Stored data entries

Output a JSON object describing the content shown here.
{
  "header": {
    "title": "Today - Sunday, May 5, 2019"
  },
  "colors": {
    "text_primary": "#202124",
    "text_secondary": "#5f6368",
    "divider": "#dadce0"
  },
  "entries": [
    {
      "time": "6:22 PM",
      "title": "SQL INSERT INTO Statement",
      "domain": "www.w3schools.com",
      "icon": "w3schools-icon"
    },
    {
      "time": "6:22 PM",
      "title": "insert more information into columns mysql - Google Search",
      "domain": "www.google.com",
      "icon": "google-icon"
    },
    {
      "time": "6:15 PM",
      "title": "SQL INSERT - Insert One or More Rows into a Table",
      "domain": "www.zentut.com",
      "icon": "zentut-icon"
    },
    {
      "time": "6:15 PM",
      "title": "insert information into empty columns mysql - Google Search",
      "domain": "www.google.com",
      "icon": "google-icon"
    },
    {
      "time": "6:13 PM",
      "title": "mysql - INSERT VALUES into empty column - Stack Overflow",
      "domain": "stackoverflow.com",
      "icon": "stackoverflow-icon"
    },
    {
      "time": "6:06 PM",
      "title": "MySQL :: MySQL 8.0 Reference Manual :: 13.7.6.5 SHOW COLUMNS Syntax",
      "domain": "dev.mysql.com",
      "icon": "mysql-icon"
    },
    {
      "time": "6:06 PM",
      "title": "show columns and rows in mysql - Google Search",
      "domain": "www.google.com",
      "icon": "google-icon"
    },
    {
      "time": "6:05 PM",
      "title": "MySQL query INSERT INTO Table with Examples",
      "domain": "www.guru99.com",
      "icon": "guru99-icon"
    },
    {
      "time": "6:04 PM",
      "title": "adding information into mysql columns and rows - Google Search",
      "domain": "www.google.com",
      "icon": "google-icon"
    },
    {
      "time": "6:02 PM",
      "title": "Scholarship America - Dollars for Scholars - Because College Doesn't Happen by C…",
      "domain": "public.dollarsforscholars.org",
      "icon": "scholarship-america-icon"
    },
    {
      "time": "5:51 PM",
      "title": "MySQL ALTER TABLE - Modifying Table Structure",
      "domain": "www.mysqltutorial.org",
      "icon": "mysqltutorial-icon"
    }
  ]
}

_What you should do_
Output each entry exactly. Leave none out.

_Answer for the task_
Output a JSON object describing the content shown here.
{
  "header": {
    "title": "Today - Sunday, May 5, 2019"
  },
  "colors": {
    "text_primary": "#202124",
    "text_secondary": "#5f6368",
    "divider": "#dadce0"
  },
  "entries": [
    {
      "time": "6:22 PM",
      "title": "SQL INSERT INTO Statement",
      "domain": "www.w3schools.com",
      "icon": "w3schools-icon"
    },
    {
      "time": "6:22 PM",
      "title": "insert more information into columns mysql - Google Search",
      "domain": "www.google.com",
      "icon": "google-icon"
    },
    {
      "time": "6:15 PM",
      "title": "SQL INSERT - Insert One or More Rows into a Table",
      "domain": "www.zentut.com",
      "icon": "zentut-icon"
    },
    {
      "time": "6:15 PM",
      "title": "insert information into empty columns mysql - Google Search",
      "domain": "www.google.com",
      "icon": "google-icon"
    },
    {
      "time": "6:13 PM",
      "title": "mysql - INSERT VALUES into empty column - Stack Overflow",
      "domain": "stackoverflow.com",
      "icon": "stackoverflow-icon"
    },
    {
      "time": "6:06 PM",
      "title": "MySQL :: MySQL 8.0 Reference Manual :: 13.7.6.5 SHOW COLUMNS Syntax",
      "domain": "dev.mysql.com",
      "icon": "mysql-icon"
    },
    {
      "time": "6:06 PM",
      "title": "show columns and rows in mysql - Google Search",
      "domain": "www.google.com",
      "icon": "google-icon"
    },
    {
      "time": "6:05 PM",
      "title": "MySQL query INSERT INTO Table with Examples",
      "domain": "www.guru99.com",
      "icon": "guru99-icon"
    },
    {
      "time": "6:04 PM",
      "title": "adding information into mysql columns and rows - Google Search",
      "domain": "www.google.com",
      "icon": "google-icon"
    },
    {
      "time": "6:02 PM",
      "title": "Scholarship America - Dollars for Scholars - Because College Doesn't Happen by C…",
      "domain": "public.dollarsforscholars.org",
      "icon": "scholarship-america-icon"
    },
    {
      "time": "5:51 PM",
      "title": "MySQL ALTER TABLE - Modifying Table Structure",
      "domain": "www.mysqltutorial.org",
      "icon": "mysqltutorial-icon"
    }
  ]
}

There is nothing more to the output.